[Exercise requirements] Your result should be the lines holding the word "true", copied from the entries below.

[Start of section]

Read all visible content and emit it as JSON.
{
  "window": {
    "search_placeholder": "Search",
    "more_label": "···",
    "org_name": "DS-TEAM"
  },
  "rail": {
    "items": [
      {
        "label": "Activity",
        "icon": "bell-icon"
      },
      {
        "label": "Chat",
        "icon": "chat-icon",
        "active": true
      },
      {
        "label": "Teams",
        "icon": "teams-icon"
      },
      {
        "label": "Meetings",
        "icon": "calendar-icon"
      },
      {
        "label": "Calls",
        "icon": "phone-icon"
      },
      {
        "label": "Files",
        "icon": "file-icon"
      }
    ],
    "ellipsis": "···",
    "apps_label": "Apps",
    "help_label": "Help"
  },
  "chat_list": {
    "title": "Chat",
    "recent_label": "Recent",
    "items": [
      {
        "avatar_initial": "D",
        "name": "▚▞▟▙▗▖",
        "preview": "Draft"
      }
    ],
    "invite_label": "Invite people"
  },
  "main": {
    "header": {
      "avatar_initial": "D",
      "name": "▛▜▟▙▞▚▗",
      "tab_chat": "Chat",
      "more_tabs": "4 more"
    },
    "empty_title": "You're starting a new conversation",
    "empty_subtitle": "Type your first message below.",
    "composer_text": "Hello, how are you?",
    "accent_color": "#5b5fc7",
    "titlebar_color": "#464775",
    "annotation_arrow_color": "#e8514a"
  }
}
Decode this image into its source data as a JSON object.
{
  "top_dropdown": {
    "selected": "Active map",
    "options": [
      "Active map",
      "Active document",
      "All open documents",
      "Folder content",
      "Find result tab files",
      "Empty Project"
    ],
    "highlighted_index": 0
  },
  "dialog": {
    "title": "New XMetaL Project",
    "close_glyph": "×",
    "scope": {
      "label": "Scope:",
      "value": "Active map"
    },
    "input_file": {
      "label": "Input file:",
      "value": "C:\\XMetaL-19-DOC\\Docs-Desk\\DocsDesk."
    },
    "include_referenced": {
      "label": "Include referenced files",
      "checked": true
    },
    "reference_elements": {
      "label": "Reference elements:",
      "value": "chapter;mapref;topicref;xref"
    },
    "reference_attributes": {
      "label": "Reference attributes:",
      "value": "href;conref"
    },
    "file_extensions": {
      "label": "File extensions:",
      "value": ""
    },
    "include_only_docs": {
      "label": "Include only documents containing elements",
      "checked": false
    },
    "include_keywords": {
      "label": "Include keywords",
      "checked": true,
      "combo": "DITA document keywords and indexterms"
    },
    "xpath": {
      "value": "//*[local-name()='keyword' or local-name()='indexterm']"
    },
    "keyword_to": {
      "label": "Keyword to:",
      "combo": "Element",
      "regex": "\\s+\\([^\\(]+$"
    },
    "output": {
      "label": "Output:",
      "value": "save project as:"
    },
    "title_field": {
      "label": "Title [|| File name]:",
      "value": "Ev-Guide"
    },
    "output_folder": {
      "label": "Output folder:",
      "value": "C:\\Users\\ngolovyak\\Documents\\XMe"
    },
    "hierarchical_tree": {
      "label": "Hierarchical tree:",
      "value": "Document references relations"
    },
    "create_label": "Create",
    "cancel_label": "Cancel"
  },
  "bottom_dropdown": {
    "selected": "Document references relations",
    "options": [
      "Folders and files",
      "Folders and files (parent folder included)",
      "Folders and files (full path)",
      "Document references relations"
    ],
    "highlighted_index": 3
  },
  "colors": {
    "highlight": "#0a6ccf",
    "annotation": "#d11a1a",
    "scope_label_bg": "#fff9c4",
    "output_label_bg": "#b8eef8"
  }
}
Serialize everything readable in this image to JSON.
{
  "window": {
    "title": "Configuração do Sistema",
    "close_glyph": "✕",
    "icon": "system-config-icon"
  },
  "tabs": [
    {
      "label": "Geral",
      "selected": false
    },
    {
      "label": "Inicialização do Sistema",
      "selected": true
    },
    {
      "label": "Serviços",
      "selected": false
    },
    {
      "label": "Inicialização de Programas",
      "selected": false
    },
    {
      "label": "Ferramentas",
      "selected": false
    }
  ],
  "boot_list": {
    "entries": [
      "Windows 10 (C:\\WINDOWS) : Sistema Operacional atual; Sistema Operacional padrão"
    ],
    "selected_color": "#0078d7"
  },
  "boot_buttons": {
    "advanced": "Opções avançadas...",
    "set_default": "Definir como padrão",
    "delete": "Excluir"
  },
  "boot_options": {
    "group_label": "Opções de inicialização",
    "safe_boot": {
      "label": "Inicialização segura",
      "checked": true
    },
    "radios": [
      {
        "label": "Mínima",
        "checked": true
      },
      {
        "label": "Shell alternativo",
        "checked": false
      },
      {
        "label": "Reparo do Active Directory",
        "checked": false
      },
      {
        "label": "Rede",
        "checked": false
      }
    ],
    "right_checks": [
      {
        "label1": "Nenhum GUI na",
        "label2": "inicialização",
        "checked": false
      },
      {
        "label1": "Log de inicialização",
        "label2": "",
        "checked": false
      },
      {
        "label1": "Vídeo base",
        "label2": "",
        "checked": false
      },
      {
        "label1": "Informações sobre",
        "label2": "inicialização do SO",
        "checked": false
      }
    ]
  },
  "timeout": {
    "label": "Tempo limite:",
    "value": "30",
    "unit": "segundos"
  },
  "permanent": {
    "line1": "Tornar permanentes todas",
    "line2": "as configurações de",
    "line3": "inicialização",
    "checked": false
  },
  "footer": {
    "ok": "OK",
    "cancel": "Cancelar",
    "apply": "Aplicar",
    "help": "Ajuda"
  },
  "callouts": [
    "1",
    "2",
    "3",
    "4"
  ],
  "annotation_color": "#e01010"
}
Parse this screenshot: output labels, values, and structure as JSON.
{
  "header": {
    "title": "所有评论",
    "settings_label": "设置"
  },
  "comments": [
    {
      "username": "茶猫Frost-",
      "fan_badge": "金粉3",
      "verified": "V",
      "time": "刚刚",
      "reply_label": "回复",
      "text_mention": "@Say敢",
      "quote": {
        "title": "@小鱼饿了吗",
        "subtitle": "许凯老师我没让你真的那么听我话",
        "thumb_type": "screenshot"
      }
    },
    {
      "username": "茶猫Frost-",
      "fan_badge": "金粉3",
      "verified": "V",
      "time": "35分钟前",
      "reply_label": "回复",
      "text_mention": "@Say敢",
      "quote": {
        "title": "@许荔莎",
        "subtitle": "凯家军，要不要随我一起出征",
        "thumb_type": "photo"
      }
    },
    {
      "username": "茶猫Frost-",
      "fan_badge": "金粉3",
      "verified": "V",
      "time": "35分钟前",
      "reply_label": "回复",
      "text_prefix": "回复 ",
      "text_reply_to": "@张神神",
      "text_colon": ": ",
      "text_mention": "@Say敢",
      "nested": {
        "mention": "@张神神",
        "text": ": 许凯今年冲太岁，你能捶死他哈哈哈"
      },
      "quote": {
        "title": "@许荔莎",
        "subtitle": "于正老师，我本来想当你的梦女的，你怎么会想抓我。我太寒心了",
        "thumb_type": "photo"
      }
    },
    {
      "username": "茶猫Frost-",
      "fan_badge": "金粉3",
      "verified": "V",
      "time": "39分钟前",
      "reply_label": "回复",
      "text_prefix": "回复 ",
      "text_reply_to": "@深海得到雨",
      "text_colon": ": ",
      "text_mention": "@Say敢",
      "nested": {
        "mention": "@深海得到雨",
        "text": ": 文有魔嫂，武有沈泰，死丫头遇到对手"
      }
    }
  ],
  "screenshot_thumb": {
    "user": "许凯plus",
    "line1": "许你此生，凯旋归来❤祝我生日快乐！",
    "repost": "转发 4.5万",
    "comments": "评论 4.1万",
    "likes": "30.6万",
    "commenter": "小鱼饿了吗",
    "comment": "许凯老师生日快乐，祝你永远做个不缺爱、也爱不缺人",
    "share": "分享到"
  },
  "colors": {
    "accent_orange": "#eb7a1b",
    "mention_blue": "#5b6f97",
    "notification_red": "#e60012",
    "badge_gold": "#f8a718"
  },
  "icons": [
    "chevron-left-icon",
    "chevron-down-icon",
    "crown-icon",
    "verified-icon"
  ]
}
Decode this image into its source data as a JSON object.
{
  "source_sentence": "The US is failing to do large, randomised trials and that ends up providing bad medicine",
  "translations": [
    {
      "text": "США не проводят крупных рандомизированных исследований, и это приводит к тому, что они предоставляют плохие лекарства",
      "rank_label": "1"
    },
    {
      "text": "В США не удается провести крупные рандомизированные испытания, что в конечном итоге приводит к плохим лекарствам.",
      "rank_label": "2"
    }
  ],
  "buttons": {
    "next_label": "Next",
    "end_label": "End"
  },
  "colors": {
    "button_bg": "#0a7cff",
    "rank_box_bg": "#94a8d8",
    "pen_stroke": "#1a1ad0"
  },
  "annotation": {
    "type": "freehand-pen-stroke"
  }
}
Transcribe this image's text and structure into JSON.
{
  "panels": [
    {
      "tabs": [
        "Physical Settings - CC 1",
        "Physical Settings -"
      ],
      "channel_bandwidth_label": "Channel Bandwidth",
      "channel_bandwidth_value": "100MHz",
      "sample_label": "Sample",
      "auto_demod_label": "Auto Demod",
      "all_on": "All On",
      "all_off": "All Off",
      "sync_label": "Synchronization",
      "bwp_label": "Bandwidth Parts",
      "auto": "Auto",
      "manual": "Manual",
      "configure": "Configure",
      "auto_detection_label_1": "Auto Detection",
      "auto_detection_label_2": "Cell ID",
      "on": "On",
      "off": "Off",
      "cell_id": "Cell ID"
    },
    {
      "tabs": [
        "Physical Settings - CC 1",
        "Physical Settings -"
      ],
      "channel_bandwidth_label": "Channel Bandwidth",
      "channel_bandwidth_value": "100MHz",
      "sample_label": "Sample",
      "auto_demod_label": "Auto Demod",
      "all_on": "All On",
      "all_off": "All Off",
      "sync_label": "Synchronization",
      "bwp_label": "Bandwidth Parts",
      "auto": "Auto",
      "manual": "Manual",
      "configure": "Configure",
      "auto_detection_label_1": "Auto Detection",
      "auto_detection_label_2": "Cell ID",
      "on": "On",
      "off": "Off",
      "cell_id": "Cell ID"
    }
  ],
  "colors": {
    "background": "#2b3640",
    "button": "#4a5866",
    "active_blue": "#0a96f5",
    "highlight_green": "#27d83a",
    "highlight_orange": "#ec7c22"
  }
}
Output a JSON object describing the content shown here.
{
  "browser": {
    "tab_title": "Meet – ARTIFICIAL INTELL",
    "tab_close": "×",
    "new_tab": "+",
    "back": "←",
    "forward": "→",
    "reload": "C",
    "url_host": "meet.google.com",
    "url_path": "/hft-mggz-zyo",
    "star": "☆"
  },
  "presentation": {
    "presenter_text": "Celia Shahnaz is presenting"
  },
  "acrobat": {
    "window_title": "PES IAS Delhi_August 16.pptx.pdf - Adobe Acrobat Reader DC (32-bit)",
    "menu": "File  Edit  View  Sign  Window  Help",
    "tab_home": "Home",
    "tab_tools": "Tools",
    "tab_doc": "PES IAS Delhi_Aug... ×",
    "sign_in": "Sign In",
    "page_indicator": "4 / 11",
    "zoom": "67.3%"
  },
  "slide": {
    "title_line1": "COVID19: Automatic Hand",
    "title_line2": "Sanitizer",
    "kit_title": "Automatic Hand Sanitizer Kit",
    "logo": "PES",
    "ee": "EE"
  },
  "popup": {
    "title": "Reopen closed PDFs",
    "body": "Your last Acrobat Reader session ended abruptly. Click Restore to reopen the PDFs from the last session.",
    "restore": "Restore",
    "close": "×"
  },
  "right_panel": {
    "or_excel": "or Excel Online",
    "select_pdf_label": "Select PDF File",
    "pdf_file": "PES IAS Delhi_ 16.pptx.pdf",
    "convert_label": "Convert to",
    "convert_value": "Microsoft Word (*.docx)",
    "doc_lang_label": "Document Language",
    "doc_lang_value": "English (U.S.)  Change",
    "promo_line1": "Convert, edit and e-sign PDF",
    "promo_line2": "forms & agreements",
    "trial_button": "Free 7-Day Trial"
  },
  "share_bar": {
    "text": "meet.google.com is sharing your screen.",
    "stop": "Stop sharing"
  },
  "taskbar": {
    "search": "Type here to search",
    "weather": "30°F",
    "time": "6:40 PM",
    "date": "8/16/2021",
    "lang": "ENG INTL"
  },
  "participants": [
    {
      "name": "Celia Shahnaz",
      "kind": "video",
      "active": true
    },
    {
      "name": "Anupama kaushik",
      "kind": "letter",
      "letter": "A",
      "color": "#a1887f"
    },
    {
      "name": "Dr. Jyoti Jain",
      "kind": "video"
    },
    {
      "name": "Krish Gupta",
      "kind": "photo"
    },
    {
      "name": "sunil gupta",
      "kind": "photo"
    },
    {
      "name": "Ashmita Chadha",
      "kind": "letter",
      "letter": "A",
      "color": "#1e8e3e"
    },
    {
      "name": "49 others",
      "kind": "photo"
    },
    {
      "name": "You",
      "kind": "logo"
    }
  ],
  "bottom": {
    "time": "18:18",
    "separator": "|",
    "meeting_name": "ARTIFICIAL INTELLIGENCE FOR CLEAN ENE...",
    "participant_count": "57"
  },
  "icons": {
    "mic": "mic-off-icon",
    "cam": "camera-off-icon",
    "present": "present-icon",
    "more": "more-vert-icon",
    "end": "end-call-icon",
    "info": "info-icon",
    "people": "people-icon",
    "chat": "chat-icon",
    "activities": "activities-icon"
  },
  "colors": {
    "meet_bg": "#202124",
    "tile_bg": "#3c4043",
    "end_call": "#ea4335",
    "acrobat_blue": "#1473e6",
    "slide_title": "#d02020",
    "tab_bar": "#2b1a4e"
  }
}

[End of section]

[Response to this exercise]
        "active": true
      "checked": true
      "checked": true,
      "selected": true
      "checked": true
        "checked": true
      "active": true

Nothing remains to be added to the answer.